Entries shown Start Marker
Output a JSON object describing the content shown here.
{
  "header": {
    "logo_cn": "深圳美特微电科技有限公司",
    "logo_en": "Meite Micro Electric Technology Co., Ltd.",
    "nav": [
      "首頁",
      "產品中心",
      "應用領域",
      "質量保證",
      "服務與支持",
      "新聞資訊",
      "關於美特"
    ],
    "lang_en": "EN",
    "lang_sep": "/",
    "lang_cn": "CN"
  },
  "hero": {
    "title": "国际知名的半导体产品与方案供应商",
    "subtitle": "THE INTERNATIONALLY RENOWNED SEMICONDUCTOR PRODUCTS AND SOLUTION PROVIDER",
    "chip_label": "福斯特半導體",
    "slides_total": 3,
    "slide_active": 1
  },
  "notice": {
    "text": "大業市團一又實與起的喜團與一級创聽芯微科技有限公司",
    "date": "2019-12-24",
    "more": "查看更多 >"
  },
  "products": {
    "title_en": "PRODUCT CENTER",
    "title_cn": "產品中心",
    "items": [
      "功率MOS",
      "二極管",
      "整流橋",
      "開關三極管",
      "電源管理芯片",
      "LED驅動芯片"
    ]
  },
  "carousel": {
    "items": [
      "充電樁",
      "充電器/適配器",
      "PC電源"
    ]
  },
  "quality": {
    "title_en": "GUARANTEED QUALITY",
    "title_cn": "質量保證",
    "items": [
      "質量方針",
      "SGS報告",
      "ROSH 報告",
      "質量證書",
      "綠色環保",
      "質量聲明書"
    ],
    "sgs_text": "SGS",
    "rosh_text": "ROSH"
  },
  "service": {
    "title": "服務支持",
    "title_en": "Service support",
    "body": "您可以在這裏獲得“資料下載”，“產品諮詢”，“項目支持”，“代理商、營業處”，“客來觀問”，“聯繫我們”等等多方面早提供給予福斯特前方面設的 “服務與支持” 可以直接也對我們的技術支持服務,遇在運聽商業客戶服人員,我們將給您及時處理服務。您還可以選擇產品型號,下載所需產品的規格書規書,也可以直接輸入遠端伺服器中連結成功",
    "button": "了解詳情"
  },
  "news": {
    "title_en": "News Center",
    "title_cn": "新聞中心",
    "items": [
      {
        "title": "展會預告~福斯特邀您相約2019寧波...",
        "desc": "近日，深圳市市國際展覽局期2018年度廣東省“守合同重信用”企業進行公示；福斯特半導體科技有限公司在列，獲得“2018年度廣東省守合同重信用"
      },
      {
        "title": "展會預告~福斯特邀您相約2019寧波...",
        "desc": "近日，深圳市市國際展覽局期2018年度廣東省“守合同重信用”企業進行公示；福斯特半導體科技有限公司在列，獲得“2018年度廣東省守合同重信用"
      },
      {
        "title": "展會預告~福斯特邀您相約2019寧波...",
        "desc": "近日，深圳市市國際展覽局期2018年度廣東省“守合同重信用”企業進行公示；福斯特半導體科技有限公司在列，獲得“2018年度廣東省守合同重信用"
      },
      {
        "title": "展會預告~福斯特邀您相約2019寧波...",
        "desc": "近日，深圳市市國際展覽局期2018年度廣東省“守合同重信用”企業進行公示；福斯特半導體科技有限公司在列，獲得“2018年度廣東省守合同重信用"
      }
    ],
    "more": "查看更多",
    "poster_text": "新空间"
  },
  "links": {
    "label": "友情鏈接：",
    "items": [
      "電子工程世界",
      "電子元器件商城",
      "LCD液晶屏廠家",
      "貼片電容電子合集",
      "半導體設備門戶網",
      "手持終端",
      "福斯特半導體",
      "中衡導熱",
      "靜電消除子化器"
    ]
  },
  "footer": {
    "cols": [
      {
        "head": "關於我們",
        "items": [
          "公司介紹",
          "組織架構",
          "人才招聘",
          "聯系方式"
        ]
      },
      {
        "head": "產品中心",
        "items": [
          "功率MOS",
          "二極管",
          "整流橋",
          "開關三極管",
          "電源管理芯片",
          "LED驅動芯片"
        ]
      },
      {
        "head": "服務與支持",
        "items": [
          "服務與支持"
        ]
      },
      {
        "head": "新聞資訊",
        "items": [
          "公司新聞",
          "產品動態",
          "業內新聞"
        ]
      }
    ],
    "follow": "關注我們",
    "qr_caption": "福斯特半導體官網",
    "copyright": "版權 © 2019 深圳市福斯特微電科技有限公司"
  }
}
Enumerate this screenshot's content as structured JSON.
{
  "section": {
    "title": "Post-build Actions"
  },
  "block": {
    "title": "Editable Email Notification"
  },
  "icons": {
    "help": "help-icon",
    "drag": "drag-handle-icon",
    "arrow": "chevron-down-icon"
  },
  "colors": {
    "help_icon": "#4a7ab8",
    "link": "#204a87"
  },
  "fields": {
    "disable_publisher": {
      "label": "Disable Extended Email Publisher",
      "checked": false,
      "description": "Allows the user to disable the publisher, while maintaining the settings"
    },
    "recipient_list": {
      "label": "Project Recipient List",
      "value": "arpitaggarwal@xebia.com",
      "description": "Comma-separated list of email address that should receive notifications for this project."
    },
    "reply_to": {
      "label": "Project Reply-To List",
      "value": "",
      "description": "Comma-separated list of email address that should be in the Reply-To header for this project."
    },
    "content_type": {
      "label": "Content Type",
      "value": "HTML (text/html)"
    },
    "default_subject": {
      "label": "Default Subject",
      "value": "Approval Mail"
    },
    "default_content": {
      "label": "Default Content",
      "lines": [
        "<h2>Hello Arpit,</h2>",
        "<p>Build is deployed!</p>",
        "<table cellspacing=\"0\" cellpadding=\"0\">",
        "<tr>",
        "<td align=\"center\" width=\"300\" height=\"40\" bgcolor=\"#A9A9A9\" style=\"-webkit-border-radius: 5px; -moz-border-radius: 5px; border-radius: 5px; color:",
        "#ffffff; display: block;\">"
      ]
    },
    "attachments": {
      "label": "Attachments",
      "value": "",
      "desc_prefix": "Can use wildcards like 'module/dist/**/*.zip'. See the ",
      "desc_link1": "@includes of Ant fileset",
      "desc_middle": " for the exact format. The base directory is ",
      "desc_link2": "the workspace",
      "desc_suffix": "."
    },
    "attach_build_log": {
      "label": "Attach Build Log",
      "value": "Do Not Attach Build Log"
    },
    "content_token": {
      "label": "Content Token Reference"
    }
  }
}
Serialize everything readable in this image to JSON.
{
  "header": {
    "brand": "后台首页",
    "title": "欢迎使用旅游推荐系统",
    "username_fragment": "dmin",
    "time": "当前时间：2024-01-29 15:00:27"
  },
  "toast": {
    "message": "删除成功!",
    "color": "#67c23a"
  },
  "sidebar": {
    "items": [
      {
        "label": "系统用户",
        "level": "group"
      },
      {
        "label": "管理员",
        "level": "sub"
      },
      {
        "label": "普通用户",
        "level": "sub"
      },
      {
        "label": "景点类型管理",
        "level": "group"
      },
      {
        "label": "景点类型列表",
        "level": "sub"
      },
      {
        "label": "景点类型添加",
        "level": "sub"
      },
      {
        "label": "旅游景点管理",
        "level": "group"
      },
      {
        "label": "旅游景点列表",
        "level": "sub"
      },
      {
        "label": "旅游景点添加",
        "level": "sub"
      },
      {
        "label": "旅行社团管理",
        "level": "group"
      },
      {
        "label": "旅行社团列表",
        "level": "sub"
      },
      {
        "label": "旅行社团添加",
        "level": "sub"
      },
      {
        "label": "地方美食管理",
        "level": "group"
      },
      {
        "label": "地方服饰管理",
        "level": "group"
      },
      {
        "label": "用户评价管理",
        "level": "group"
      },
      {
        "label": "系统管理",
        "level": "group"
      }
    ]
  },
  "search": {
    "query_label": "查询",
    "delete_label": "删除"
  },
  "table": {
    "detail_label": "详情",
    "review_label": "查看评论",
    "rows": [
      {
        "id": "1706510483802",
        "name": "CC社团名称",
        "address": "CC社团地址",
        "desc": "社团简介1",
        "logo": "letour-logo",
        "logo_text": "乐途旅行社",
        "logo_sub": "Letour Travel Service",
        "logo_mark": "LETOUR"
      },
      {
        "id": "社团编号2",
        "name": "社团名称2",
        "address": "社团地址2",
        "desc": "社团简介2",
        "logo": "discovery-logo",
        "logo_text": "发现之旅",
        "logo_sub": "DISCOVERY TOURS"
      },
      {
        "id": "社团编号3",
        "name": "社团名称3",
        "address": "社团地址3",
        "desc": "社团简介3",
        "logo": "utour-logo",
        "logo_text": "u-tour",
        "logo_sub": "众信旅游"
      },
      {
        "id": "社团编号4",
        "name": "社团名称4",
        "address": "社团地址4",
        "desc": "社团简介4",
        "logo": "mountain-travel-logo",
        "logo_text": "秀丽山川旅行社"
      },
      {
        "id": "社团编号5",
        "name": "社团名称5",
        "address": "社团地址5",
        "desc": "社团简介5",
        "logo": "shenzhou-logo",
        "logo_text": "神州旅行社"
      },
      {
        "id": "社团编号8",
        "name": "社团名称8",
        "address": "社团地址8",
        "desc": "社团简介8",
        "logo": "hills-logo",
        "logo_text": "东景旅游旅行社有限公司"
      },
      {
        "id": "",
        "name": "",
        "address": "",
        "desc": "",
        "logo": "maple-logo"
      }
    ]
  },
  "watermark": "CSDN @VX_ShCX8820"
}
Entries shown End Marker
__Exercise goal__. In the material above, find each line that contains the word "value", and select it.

__Finished task__.
      "value": "arpitaggarwal@xebia.com",
      "value": "",
      "value": "HTML (text/html)"
      "value": "Approval Mail"
      "value": "",
      "value": "Do Not Attach Build Log"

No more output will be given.